SUPPLIED MATERIAL below:

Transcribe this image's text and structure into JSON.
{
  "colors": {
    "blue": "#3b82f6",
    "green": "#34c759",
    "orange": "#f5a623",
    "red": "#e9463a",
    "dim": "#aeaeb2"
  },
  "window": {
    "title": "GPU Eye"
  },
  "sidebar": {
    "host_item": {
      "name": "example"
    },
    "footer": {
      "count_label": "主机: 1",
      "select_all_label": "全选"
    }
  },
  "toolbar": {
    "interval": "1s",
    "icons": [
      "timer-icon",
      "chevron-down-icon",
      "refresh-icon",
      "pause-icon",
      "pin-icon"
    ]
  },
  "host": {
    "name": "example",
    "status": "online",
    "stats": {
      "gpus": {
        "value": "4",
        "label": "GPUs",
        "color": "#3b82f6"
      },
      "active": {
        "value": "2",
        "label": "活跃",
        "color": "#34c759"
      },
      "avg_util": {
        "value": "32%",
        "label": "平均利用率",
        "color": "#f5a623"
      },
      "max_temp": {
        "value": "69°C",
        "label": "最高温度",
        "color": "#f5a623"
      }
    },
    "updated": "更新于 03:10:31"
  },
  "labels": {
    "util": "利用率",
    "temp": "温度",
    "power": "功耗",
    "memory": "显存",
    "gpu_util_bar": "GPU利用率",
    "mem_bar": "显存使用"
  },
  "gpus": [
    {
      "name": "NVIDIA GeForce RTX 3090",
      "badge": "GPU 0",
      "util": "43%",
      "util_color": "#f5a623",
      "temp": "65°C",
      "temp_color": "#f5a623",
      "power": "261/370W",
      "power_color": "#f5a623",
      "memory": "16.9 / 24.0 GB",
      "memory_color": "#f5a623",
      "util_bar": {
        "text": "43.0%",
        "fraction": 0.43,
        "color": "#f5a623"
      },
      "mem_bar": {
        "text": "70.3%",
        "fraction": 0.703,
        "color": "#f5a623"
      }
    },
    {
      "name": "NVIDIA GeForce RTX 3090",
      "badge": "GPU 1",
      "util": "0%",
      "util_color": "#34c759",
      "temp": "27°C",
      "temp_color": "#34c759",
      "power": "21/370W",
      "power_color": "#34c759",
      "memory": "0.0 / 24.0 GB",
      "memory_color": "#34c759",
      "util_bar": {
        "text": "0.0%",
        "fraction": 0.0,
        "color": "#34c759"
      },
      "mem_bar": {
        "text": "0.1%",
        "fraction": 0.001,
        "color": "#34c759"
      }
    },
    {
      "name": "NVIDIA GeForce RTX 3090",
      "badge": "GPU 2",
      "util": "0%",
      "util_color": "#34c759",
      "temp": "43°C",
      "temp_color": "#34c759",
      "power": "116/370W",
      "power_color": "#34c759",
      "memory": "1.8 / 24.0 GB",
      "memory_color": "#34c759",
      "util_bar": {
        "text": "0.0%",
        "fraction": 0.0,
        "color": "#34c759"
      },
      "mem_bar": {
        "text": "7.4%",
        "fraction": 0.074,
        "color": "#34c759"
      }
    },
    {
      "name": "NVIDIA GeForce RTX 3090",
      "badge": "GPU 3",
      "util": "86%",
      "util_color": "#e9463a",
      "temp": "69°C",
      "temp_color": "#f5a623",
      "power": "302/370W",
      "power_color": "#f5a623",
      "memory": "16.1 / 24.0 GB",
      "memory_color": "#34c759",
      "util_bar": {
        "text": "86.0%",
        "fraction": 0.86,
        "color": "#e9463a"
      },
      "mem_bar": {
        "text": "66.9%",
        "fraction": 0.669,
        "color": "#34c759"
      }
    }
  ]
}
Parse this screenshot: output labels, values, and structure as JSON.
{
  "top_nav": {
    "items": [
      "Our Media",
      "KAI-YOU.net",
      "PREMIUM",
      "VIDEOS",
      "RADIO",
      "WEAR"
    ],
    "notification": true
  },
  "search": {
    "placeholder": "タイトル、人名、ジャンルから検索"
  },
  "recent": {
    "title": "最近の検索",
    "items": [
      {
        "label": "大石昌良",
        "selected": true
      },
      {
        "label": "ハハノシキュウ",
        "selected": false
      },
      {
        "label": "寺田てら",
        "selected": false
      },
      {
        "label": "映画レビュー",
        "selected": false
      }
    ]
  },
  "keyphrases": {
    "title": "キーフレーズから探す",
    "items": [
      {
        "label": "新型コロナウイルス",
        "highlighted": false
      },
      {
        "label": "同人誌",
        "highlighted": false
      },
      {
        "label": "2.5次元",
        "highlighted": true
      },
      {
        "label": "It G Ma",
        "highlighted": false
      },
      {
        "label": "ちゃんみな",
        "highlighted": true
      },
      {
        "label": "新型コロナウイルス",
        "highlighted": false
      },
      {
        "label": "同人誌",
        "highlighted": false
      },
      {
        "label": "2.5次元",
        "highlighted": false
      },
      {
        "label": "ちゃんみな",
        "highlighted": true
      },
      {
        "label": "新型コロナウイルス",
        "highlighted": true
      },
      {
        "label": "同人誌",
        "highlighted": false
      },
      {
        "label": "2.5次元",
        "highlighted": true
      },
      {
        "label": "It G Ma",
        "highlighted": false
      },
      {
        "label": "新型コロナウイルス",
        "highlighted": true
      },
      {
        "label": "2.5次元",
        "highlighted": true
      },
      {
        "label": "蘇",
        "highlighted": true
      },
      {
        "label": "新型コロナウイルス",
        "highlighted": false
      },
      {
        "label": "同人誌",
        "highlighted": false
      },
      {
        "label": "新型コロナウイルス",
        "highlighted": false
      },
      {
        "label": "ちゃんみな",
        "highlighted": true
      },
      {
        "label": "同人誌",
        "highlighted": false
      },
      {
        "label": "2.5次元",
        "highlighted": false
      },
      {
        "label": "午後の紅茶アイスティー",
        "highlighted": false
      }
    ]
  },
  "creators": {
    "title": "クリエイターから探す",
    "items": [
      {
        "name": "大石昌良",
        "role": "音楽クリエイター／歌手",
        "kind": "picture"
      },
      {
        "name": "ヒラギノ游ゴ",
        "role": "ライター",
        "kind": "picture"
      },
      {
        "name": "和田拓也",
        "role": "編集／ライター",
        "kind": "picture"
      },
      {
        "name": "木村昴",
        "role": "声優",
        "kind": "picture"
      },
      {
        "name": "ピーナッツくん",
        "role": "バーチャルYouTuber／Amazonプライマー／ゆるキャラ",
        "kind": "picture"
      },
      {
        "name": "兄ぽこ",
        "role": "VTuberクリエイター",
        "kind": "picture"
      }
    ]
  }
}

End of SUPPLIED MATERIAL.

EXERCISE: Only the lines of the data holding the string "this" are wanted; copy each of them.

SOLUTION:
Transcribe this image's text and structure into JSON.
Parse this screenshot: output labels, values, and structure as JSON.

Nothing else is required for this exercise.